AS far as I'm concerned, I'm never playing another game of chess longer than three hours, max (G/90). A lot of clubs (Kenilworth, for example) play all their championship games at this time control. Seems about right for me, and I'm only talking about me here. The Reno Chess Club has a lot of nice people and a lot of good players; apparently there is a long-term tradition and consensus that 30/90, G/60 is what the most people want for rated tournaments, which is what most club nights are devoted to. Unlike some clubs there aren't many quickplays, blitz nights or other types of events. That's cool, but at this point I'm opting out.
What I really like are games that last 1-2 hours, with some increment so there's no sudden death.
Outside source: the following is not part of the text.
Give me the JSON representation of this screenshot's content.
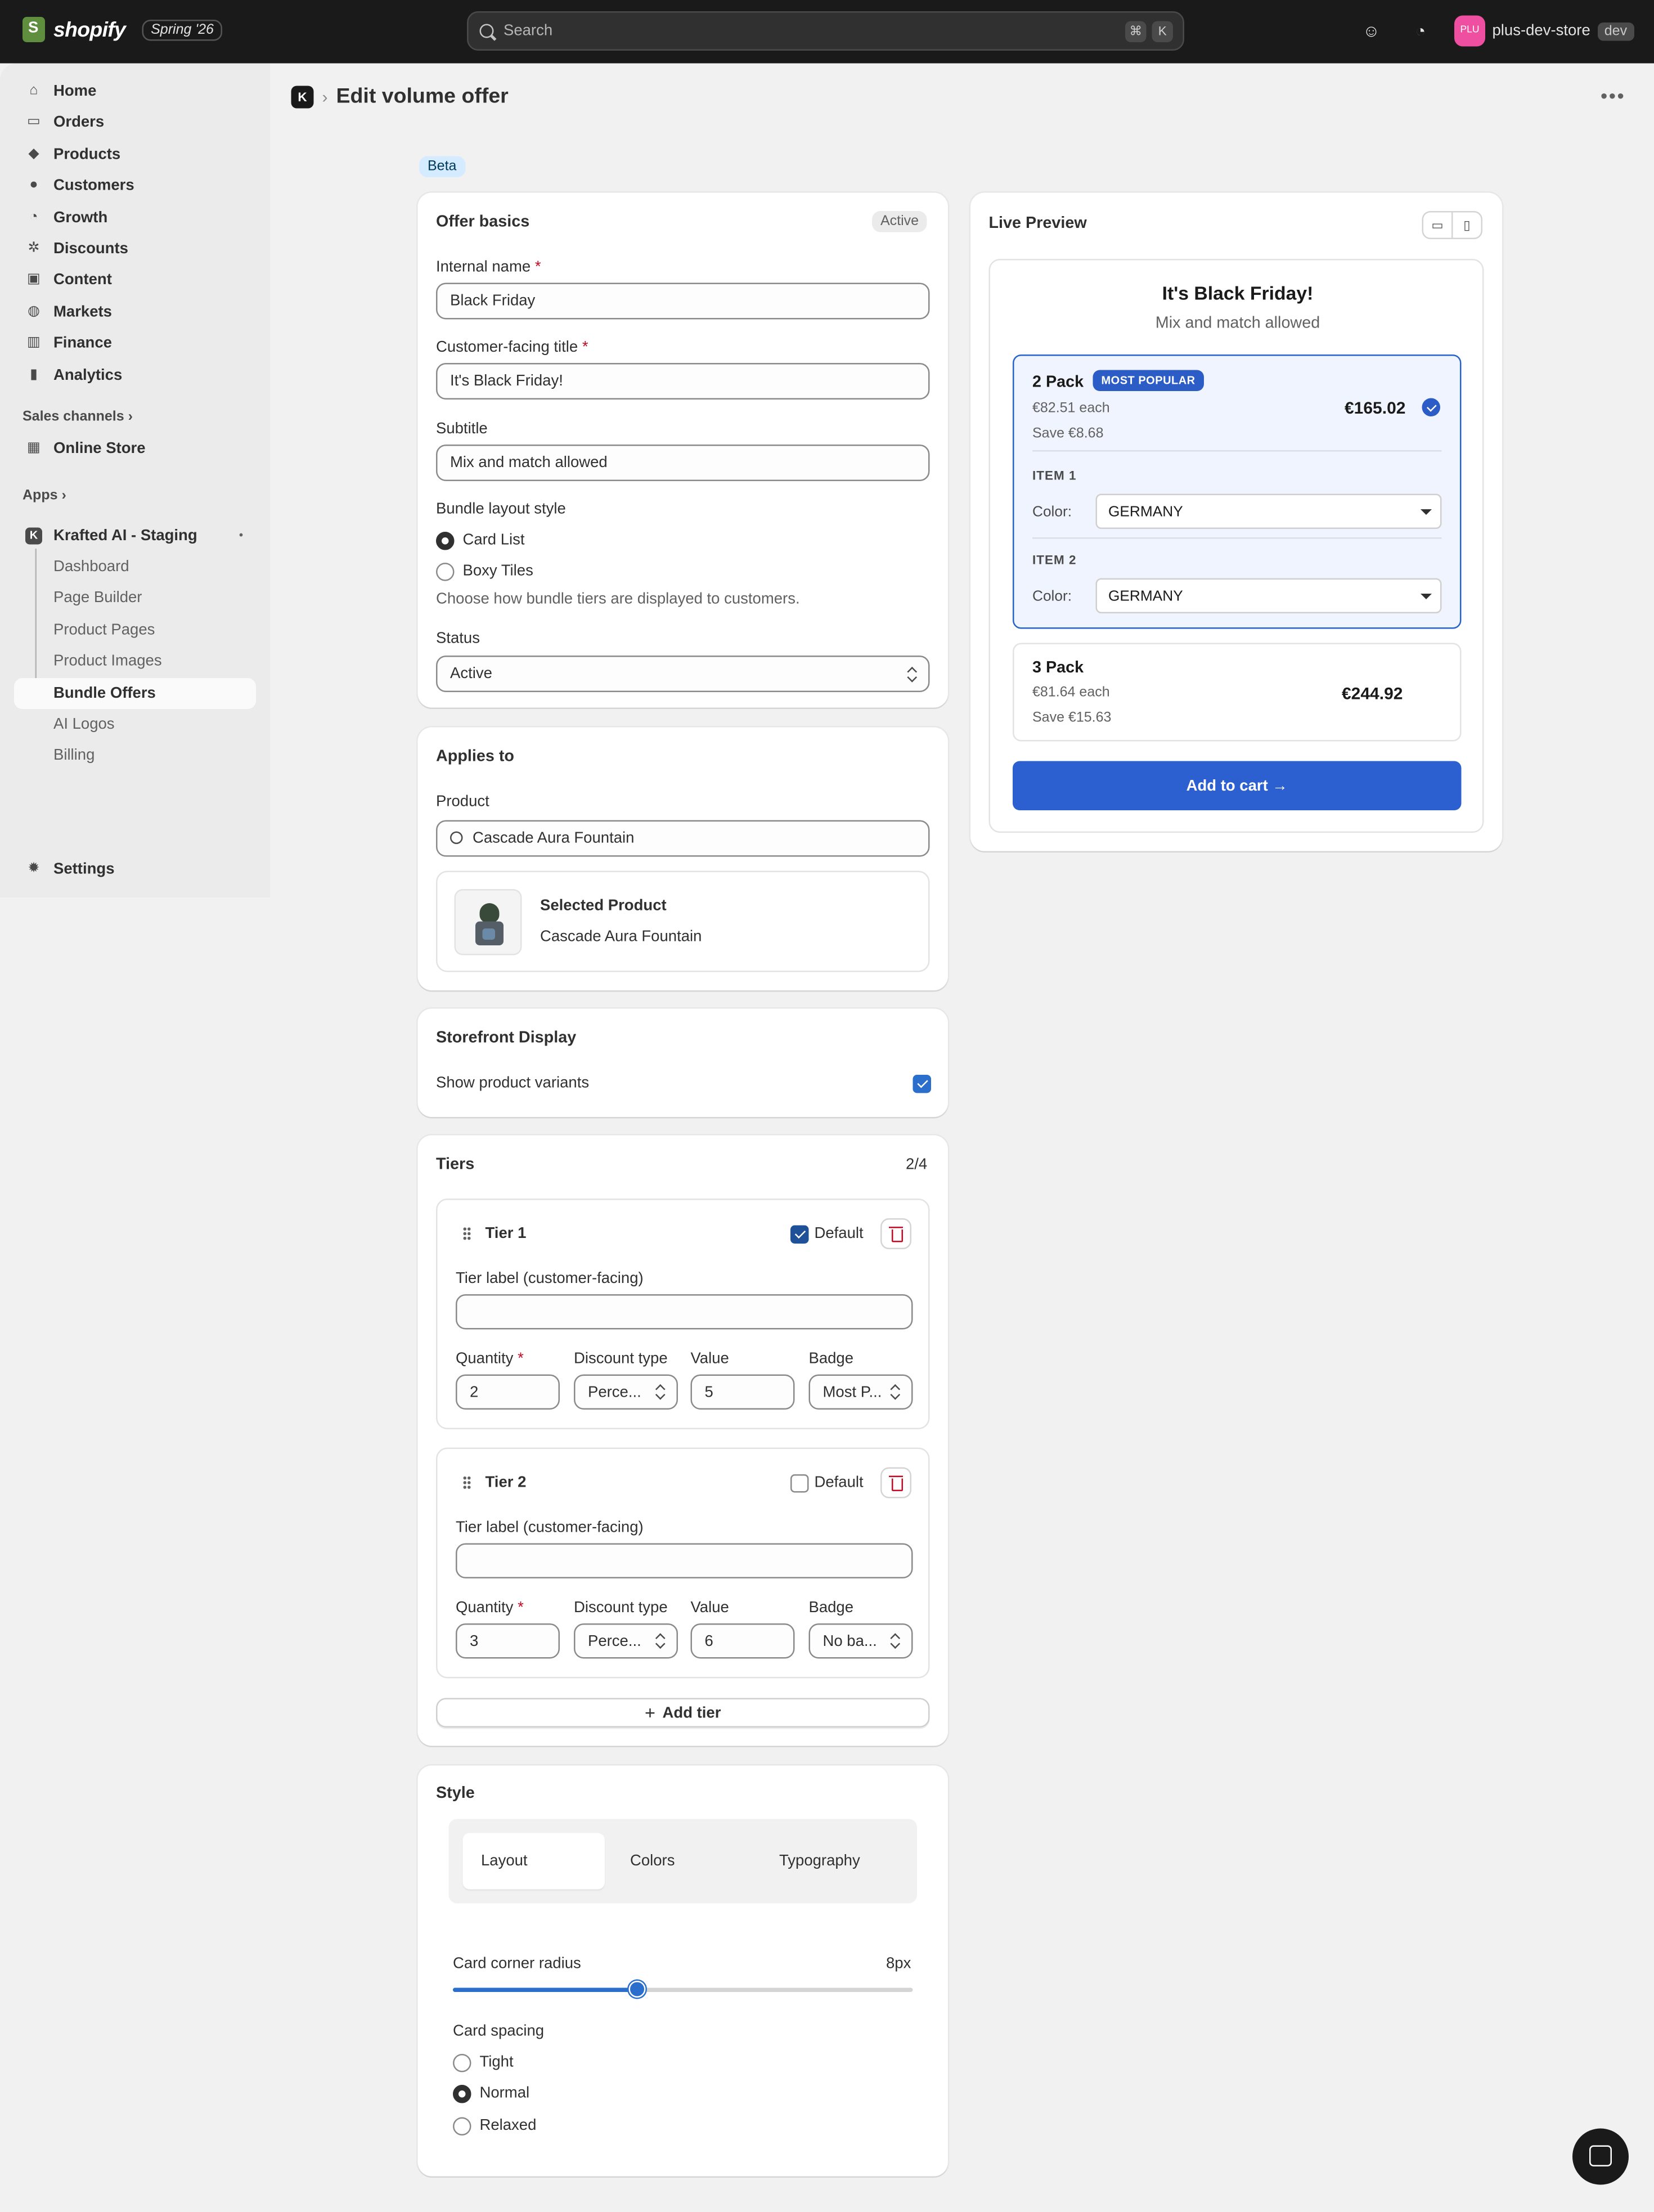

The first Tournament of the LEPers used 15 +30, fast but fun and most games take about an hour. For blitz I like 2 5, you need never lose on time and a few really quick moves can buy some decent thinking time when needed.
One more thing, on this post a few days ago Francis W. Porretto (Eternity Road) commented:
Robert, are you sure that elevating your rating is that important to you?
I think at 56 I'm a little older than you are, so our positions in life aren't exactly parallel. But maybe this perspective will be worth it to you anyway.
As you move into the second half of your life, you'll find that it's more important to preserve your pleasures than to maximize your achievements.
I teach chess to young folks. I don't get anything for it other than the pleasure of having conveyed a bit of knowledge to someone who wants it. Those kids are delighted to learn, and eager to make use of their knowledge in combat, just as I was when my uncle Karl (an international master in his day) deigned to teach me something about the game.
It took a while, but I learned soon enough that tournament results and USCF ratings are less enduring than the sense of heightened understanding. The results and ratings are ephemeral; the sense of understanding is something you can enjoy forever.
These days, I don't enjoy playing the game nearly as much as I enjoy introducing new players to its mysteries. Not many of them ask to see my tournament results, or ask what my rating was when I stopped playing competitively. They're just happy to have the attention of a "gray head" who has some knowledge to impart.
Whatever you decide to do, stay with it only as long as it makes you happy.
Yeah, I've found these words of wisdom bouncing around inside my thick skull from time to time ever since I read them. Everyone has different wants, needs and goals in an endeavor like chess; for the last two years I've been trying to get back to my "glory days" in the 1800s USCF, I've enjoyed playing and analyzing and blogging, I've especially enjoyed reading about others' chess experiences and triumphs and struggles, I still enjoy all of that, but I'm officially out of the grind-my-way-to-A-player business, I'm gonna quit formal studying with all the weekly goals, timetables and problem sets, I'm gonna play me some chess, especially at FICS, definitely in the next Tournament of the LEPers (YOU, get over there and sign up), and maybe someone wants to play a rated match at the Club at a fairly quick time control eventually, I'm up for it.
I'm gonna keep playing with my three-year-old, he's already learned quite a bit thanks to the Windows built-in chess game that shows all the legal moves, he has a tendency to move his king right up the board but hey, there's still time to get him playing the Catalan...
Chess ain't supposed to be work. It's a game. Chessloser knows this, even when he's at a tournament. I'd forgotten for awhile. If it took a "most embarrassing moment" in chess and the loss of some rating points, so be it.